> **What to do**
Whenever a picture appears, leave it out while repeating all the other data exactly.

Entries from a dataset of interfaces:
Start of Block

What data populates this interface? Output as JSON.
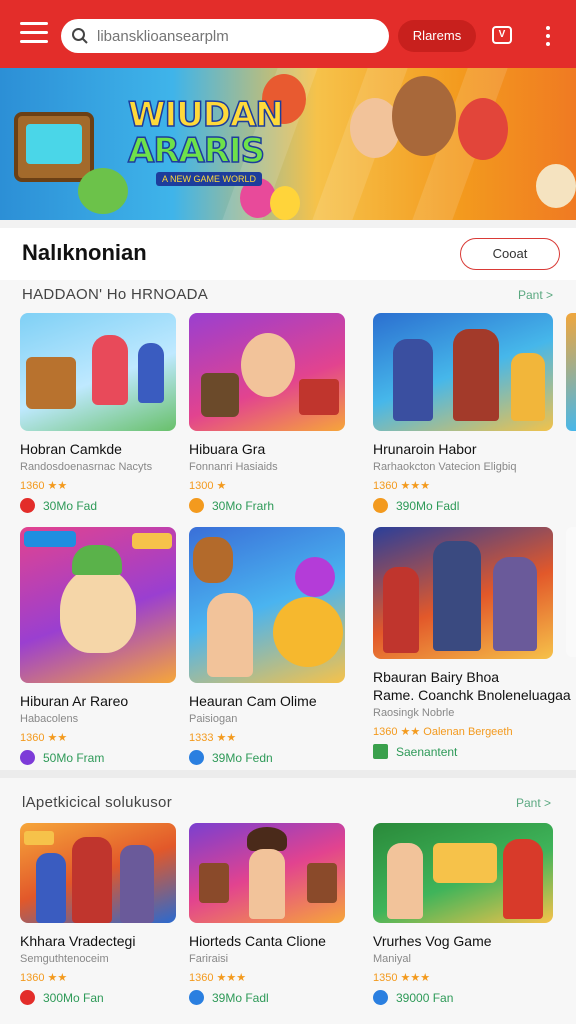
{
  "top_bar": {
    "search_placeholder": "libansklioansearplm",
    "pill_button": "Rlarems",
    "store_badge": "V"
  },
  "banner": {
    "title_line1": "WIUDAN",
    "title_line2": "ARARIS",
    "subtitle": "A NEW GAME WORLD"
  },
  "section": {
    "title": "Nalıknonian",
    "button": "Cooat"
  },
  "block1": {
    "title": "HADDAON' Ho HRNOADA",
    "see_all": "Pant >",
    "cards": [
      {
        "name": "Hobran Camkde",
        "dev": "Randosdoenasrnac Nacyts",
        "rating": "1360 ★★",
        "price": "30Mo Fad",
        "dot": "#e32d2a"
      },
      {
        "name": "Hibuara Gra",
        "dev": "Fonnanri Hasiaids",
        "rating": "1300 ★",
        "price": "30Mo Frarh",
        "dot": "#f39a1e"
      },
      {
        "name": "Hrunaroin Habor",
        "dev": "Rarhaokcton Vatecion Eligbiq",
        "rating": "1360 ★★★",
        "price": "390Mo Fadl",
        "dot": "#f39a1e"
      }
    ]
  },
  "block2": {
    "cards": [
      {
        "name": "Hiburan Ar Rareo",
        "dev": "Habacolens",
        "rating": "1360 ★★",
        "price": "50Mo Fram",
        "dot": "#7d3bd8"
      },
      {
        "name": "Heauran Cam Olime",
        "dev": "Paisiogan",
        "rating": "1333 ★★",
        "price": "39Mo Fedn",
        "dot": "#2a7fe0"
      },
      {
        "name": "Rbauran Bairy Bhoa",
        "name2": "Rame. Coanchk Bnoleneluagaa",
        "dev": "Raosingk Nobrle",
        "rating": "1360 ★★ Oalenan Bergeeth",
        "price": "Saenantent",
        "dot": "#3aa04c"
      }
    ]
  },
  "block3": {
    "title": "lApetkicical solukusor",
    "see_all": "Pant >",
    "cards": [
      {
        "name": "Khhara Vradectegi",
        "dev": "Semguthtenoceim",
        "rating": "1360 ★★",
        "price": "300Mo Fan",
        "dot": "#e32d2a"
      },
      {
        "name": "Hiorteds Canta Clione",
        "dev": "Fariraisi",
        "rating": "1360 ★★★",
        "price": "39Mo Fadl",
        "dot": "#2a7fe0"
      },
      {
        "name": "Vrurhes Vog Game",
        "dev": "Maniyal",
        "rating": "1350 ★★★",
        "price": "39000 Fan",
        "dot": "#2a7fe0"
      }
    ]
  }
}
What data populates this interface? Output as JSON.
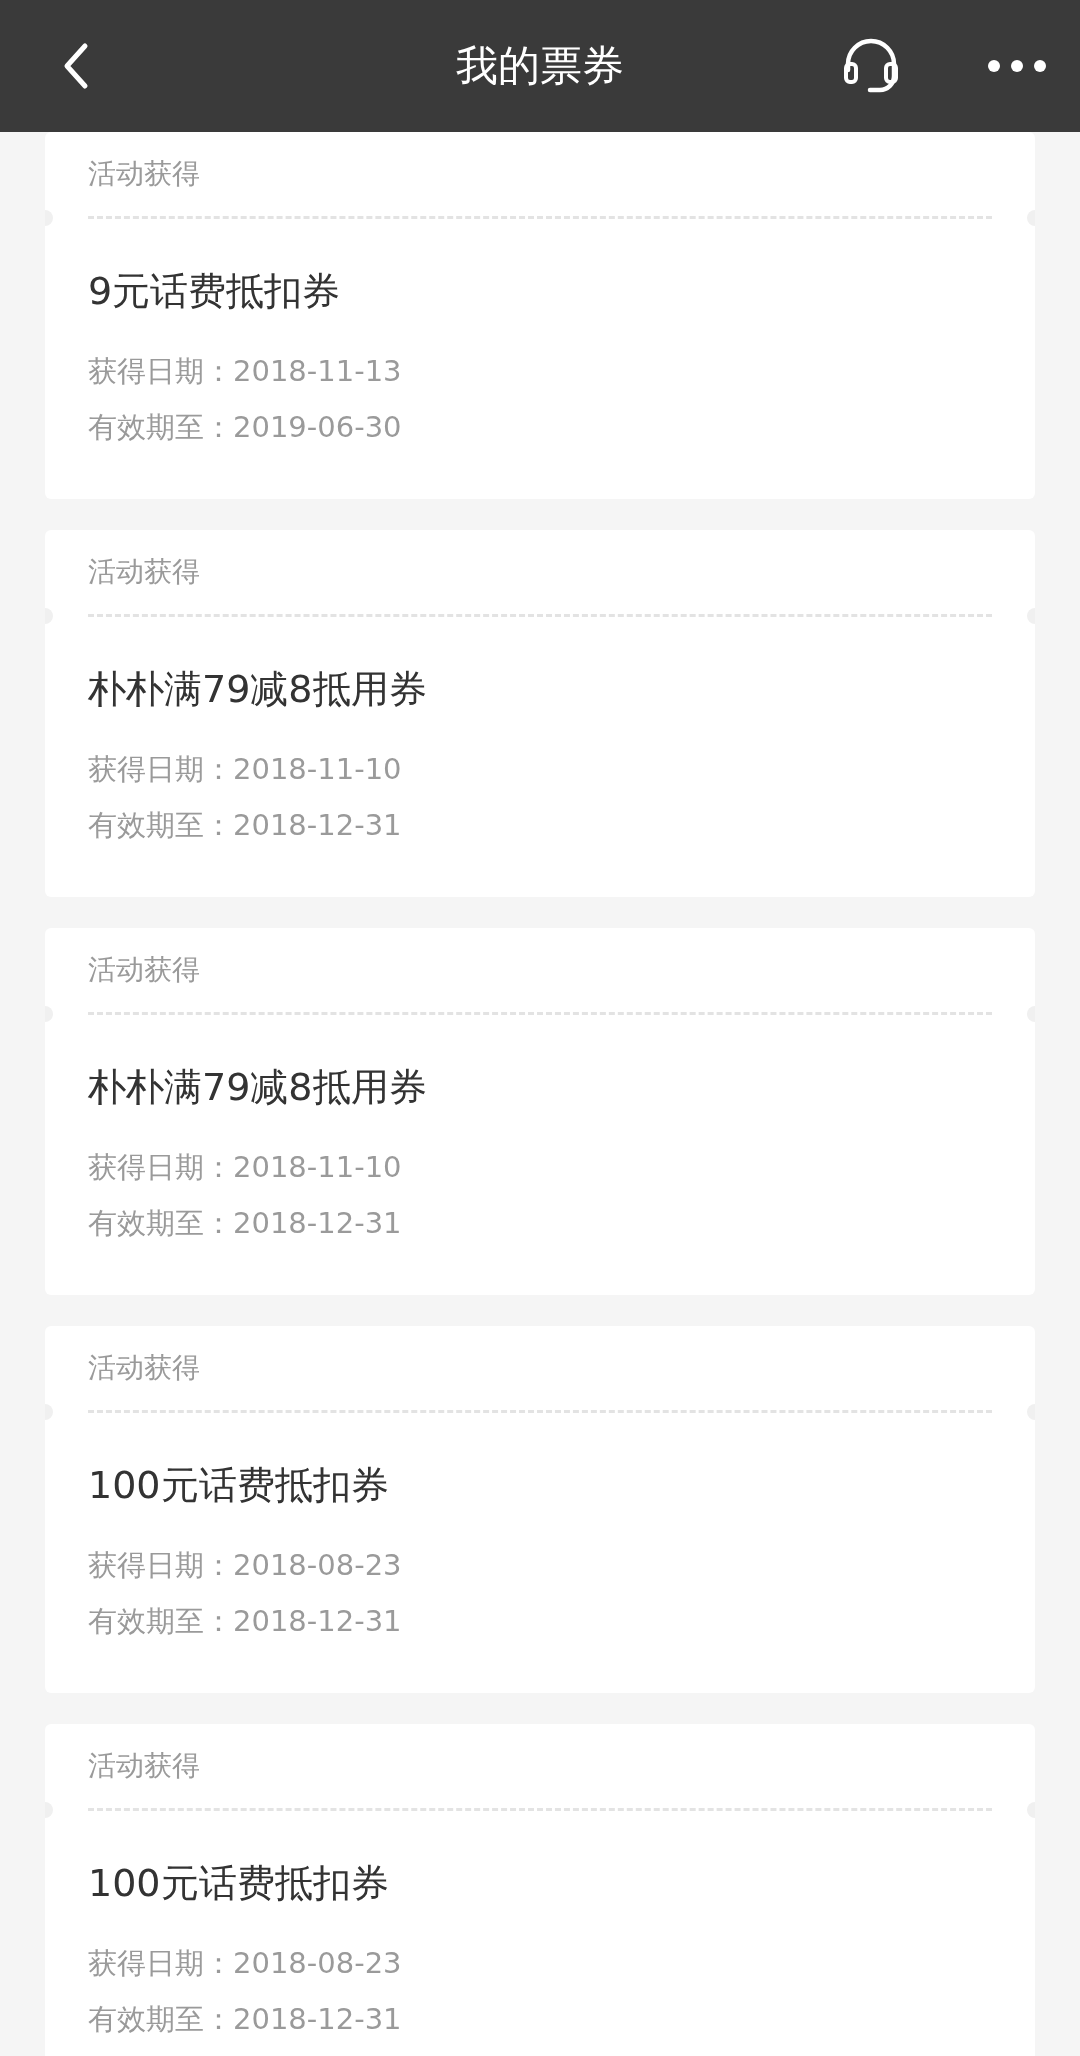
{
  "header": {
    "title": "我的票券"
  },
  "coupons": [
    {
      "source": "活动获得",
      "name": "9元话费抵扣券",
      "obtained": "获得日期：2018-11-13",
      "valid_until": "有效期至：2019-06-30"
    },
    {
      "source": "活动获得",
      "name": "朴朴满79减8抵用券",
      "obtained": "获得日期：2018-11-10",
      "valid_until": "有效期至：2018-12-31"
    },
    {
      "source": "活动获得",
      "name": "朴朴满79减8抵用券",
      "obtained": "获得日期：2018-11-10",
      "valid_until": "有效期至：2018-12-31"
    },
    {
      "source": "活动获得",
      "name": "100元话费抵扣券",
      "obtained": "获得日期：2018-08-23",
      "valid_until": "有效期至：2018-12-31"
    },
    {
      "source": "活动获得",
      "name": "100元话费抵扣券",
      "obtained": "获得日期：2018-08-23",
      "valid_until": "有效期至：2018-12-31"
    }
  ]
}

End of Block

> **Your solution**
What data populates this interface? Output as JSON.
{
  "top_bar": {
    "search_placeholder": "libansklioansearplm",
    "pill_button": "Rlarems",
    "store_badge": "V"
  },
  "banner": {
    "title_line1": "WIUDAN",
    "title_line2": "ARARIS",
    "subtitle": "A NEW GAME WORLD"
  },
  "section": {
    "title": "Nalıknonian",
    "button": "Cooat"
  },
  "block1": {
    "title": "HADDAON' Ho HRNOADA",
    "see_all": "Pant >",
    "cards": [
      {
        "name": "Hobran Camkde",
        "dev": "Randosdoenasrnac Nacyts",
        "rating": "1360 ★★",
        "price": "30Mo Fad",
        "dot": "#e32d2a"
      },
      {
        "name": "Hibuara Gra",
        "dev": "Fonnanri Hasiaids",
        "rating": "1300 ★",
        "price": "30Mo Frarh",
        "dot": "#f39a1e"
      },
      {
        "name": "Hrunaroin Habor",
        "dev": "Rarhaokcton Vatecion Eligbiq",
        "rating": "1360 ★★★",
        "price": "390Mo Fadl",
        "dot": "#f39a1e"
      }
    ]
  },
  "block2": {
    "cards": [
      {
        "name": "Hiburan Ar Rareo",
        "dev": "Habacolens",
        "rating": "1360 ★★",
        "price": "50Mo Fram",
        "dot": "#7d3bd8"
      },
      {
        "name": "Heauran Cam Olime",
        "dev": "Paisiogan",
        "rating": "1333 ★★",
        "price": "39Mo Fedn",
        "dot": "#2a7fe0"
      },
      {
        "name": "Rbauran Bairy Bhoa",
        "name2": "Rame. Coanchk Bnoleneluagaa",
        "dev": "Raosingk Nobrle",
        "rating": "1360 ★★ Oalenan Bergeeth",
        "price": "Saenantent",
        "dot": "#3aa04c"
      }
    ]
  },
  "block3": {
    "title": "lApetkicical solukusor",
    "see_all": "Pant >",
    "cards": [
      {
        "name": "Khhara Vradectegi",
        "dev": "Semguthtenoceim",
        "rating": "1360 ★★",
        "price": "300Mo Fan",
        "dot": "#e32d2a"
      },
      {
        "name": "Hiorteds Canta Clione",
        "dev": "Fariraisi",
        "rating": "1360 ★★★",
        "price": "39Mo Fadl",
        "dot": "#2a7fe0"
      },
      {
        "name": "Vrurhes Vog Game",
        "dev": "Maniyal",
        "rating": "1350 ★★★",
        "price": "39000 Fan",
        "dot": "#2a7fe0"
      }
    ]
  }
}
What data populates this interface? Output as JSON.
{
  "header": {
    "title": "我的票券"
  },
  "coupons": [
    {
      "source": "活动获得",
      "name": "9元话费抵扣券",
      "obtained": "获得日期：2018-11-13",
      "valid_until": "有效期至：2019-06-30"
    },
    {
      "source": "活动获得",
      "name": "朴朴满79减8抵用券",
      "obtained": "获得日期：2018-11-10",
      "valid_until": "有效期至：2018-12-31"
    },
    {
      "source": "活动获得",
      "name": "朴朴满79减8抵用券",
      "obtained": "获得日期：2018-11-10",
      "valid_until": "有效期至：2018-12-31"
    },
    {
      "source": "活动获得",
      "name": "100元话费抵扣券",
      "obtained": "获得日期：2018-08-23",
      "valid_until": "有效期至：2018-12-31"
    },
    {
      "source": "活动获得",
      "name": "100元话费抵扣券",
      "obtained": "获得日期：2018-08-23",
      "valid_until": "有效期至：2018-12-31"
    }
  ]
}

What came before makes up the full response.